Up and coming destination
Puglia has been among the fastest growing tourism destinations in Europe over the past few years. There is a big potential that has still to be realized. Investors are pouring in from all over the world. Puglia still has an old world sense of history, beauty and charm.
Ciceri e tria: is a traditional Apulian dish with Arabian and Sicilian origins. Today, it has become an unofficial symbol of the Salento region in Apulia. The dish consists of pasta and chickpeas.
Rustico: common street food especially in Lecce. Puff pastry filled with a combination of béchamel sauce, tomatoes, and mozzarella cheese
Focaccia Barese: Focaccia is sold in every corner of the Apulian cities and it is consumed at any time of the day.

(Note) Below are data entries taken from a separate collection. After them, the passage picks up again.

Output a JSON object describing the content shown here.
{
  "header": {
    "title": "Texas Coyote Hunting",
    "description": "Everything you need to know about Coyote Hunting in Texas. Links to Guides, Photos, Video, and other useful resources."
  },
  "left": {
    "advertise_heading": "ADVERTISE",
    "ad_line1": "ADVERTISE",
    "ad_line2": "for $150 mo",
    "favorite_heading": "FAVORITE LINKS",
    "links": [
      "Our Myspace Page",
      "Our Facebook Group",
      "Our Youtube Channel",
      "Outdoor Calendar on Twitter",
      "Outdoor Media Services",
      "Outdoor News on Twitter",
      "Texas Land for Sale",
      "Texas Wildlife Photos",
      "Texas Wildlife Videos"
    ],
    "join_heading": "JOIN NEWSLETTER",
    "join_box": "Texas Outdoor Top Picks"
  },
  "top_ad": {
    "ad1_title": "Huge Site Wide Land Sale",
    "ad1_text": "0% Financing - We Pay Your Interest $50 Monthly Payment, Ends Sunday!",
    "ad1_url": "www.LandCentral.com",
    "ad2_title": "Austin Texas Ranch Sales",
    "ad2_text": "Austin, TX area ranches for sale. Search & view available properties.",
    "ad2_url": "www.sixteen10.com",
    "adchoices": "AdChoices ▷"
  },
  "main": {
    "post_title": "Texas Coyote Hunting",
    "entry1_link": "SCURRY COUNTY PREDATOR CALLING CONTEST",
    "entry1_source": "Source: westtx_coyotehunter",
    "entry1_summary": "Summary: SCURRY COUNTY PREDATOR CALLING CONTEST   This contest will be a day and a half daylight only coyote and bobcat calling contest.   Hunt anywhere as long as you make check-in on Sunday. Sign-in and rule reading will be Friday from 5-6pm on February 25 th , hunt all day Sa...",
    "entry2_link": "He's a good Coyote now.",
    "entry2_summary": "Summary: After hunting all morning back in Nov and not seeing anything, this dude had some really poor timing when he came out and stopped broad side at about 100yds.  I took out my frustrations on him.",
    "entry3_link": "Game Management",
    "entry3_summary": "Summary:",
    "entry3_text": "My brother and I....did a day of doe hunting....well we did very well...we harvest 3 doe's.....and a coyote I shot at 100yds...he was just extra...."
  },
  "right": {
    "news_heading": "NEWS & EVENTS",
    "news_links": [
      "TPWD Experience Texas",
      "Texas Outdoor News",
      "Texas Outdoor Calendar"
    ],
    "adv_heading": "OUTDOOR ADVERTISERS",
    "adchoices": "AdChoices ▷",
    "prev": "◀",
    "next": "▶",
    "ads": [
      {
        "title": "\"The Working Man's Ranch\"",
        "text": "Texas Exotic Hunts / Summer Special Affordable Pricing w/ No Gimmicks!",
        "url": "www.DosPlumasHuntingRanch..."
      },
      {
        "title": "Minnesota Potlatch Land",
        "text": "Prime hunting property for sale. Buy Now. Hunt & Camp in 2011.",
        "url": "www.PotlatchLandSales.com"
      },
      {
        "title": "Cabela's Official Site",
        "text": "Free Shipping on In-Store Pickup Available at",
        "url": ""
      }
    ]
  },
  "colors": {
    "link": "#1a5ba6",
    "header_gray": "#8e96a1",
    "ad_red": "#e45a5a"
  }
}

Frisele: is a traditional Italian rusk originating from Puglia. When served, friselle are usually soaked in seawater or springwater. If the rusks are topped with fresh tomatoes, they are then known as friselle Salentina, a specialty of Salento.
Orecchiette pasta with ragù alla Pugliese: Orecchiette means small ears.
Taralli: A cracker similar in texture to a breadstick. one of the most iconic and widely consumed foods of Puglia.
Burrata and mozzarella di bufala Campana
Seafood: Octopus (Polpo), Sea Urchin (Ricci), Mussles (Cozze), Purple shrimps (Gamberi Viola di Gallipoli). Mostly enjoyed raw.
Spaghetti ai ricci di mare (with sea urchins), and Spagetti alla Vongola (with clams)
Bombette: balls of capocollo salami stuffed with cheese
Primitivo Wine from Manduria: dark colored, high in tannin and strong in both alcohol and flavor.
Gellato: and the best is in Polignano a Mare town
Olive Oil: Puglia supplies around 40% of olive oil production in Italy (it is the first region for quantity and quality of Extra Virgin Olive Oil produced per year). The Italian heel also provides around 12% of the olive oil production in the whole world.
Torta pasticciotto: a type of filled Apulian pastry
Nature and Coastline and Weather
Puglia’s long and tumultuous history is writ large on its ancient landscape. Medieval rock churches lie buried in rocky gorges, Roman ruins cascade into the sea, castles loom on hilltops while Romanesque cathedrals jostle for space with baroque basilicas and noble palazzos. Everywhere you go here, you’re reminded of the region’s priceless cultural legacy
There are tons of beautiful properties (much more coming soon also, like big famous chains), but if you are coming to Puglia I highly recommend you come to experience the Authenticity and the Apulian people, stay in a Masseria, or a family owned hotel. Immerse as much as possible. Contact me to recommend to you the best fit for you.
When to visit
I would skip August as Ferragosto (a holiday when Italians go on vacation) falls in that month, also August is really hot. So to avoid crowds and heat, visit Puglia in the months of May, June, July, and September.
There are not many taxis really in Puglia, so rent a car? Yes and no, you surely need a car as there are a lot of land to cover, and a lot of amazing towns that are a must see, but the old towns create a congested system of narrow streets, and very few parking spots. The best thing is to have a driver with you at all times.
In Puglia, the custom of afternoon siesta (La Controra), is a fact of life. Everything closes between 2-4pm in the summer.
To take home an authentic piece of Puglia, consider buying a pumo (plural, pumi). You’ll see these colorful ceramic buds all over the place, displayed on balconies, placed on stairways, in gift shops. Named after the Roman goddess for fruitful abundance, these ancient good luck charms were traditionally given as wedding gifts.